Even though both sides say they are trying to throw more this season, expect a matchup similar to last year’s, when both teams were held well below their season averages for points and total offense.
“Their hallmark has been speed on both sides of the ball and a tough physical defense,” Galligan said. “They still have that.”
Around Anne Arundel
Two weeks ago, when his team traveled to No. 19 Arundel, Meade Coach Rich Holzer knew his team wasn’t ready to play.
Coming in undefeated with a pair of shutouts already under their belt, Holzer said the Mustangs were over-confident and unprepared after their worst week of practices all season. Meade got a stern reality check in the form of a 40-8 drubbing.
“Being a young team, what ends up happening is you get overconfident and you don’t work as hard,” Holzer said. “We actually told them as a staff that Thursday before we played Arundel, we said this is the worst week of practice we’ve had all year. You guys are not ready. We’re going to go in there and it’s not going to be pretty.
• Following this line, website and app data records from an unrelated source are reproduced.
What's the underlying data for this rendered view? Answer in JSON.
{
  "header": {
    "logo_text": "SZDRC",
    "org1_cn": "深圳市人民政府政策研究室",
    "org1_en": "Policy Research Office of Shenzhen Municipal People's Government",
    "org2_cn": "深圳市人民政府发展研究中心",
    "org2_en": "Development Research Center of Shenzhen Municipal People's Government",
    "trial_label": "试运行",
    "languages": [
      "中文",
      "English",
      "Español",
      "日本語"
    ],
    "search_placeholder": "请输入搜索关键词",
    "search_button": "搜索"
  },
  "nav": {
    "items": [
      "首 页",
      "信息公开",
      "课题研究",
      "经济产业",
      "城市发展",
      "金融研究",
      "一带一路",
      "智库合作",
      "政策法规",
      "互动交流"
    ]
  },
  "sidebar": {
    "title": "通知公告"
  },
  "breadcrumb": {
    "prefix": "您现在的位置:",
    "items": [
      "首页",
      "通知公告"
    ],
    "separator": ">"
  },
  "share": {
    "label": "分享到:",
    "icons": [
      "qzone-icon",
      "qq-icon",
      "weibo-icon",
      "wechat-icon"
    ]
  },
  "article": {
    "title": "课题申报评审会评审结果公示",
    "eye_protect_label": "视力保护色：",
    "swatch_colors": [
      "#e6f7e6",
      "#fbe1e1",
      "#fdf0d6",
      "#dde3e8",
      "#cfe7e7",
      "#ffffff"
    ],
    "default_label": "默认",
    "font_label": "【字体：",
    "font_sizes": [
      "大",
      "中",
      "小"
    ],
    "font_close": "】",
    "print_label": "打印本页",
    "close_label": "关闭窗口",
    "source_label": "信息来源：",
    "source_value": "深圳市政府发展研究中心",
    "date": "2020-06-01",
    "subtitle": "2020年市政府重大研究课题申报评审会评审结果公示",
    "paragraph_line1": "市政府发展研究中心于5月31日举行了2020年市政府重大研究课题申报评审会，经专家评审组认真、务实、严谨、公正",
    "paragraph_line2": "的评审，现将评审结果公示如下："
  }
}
We called it going into it.”
The Mustangs (3-1) will get a shot at redemption Saturday night with another road game against Anne Arundel County’s other undefeated team, No. 7 Old Mill (4-0). Holzer willingly describes the Mustangs as a “second-tier” team in the county, and he said Saturday is a chance for Meade to make a statement by beating one of the county’s traditional powers.
“To take that next step we got to beat one of those better teams,” he said. “I told the kids there’s no point in talking about anything else until we knock one of those teams off because that’s what needs to happen for us to advance.”
Old Mill has had no problems scoring points this season, putting up 96 points in its last two games alone, but Holzer said the Patriots’ run-based offense will offer more favorable matchups for his team than fast-paced, pass-heavy Arundel did. Just as important as the matchups though, Holzer said his team is prepared mentally this time, having already learned its lesson.
“Obviously no coach wants to take a loss, but I think with a young team, sometimes you need to take a butt-kicking to move forwards,” he said. “With football, eventually you are going to face adversity and hardship at some point in your career, so hopefully we’ve experienced it, learned from it, and they’ll know how to react to it from now on.”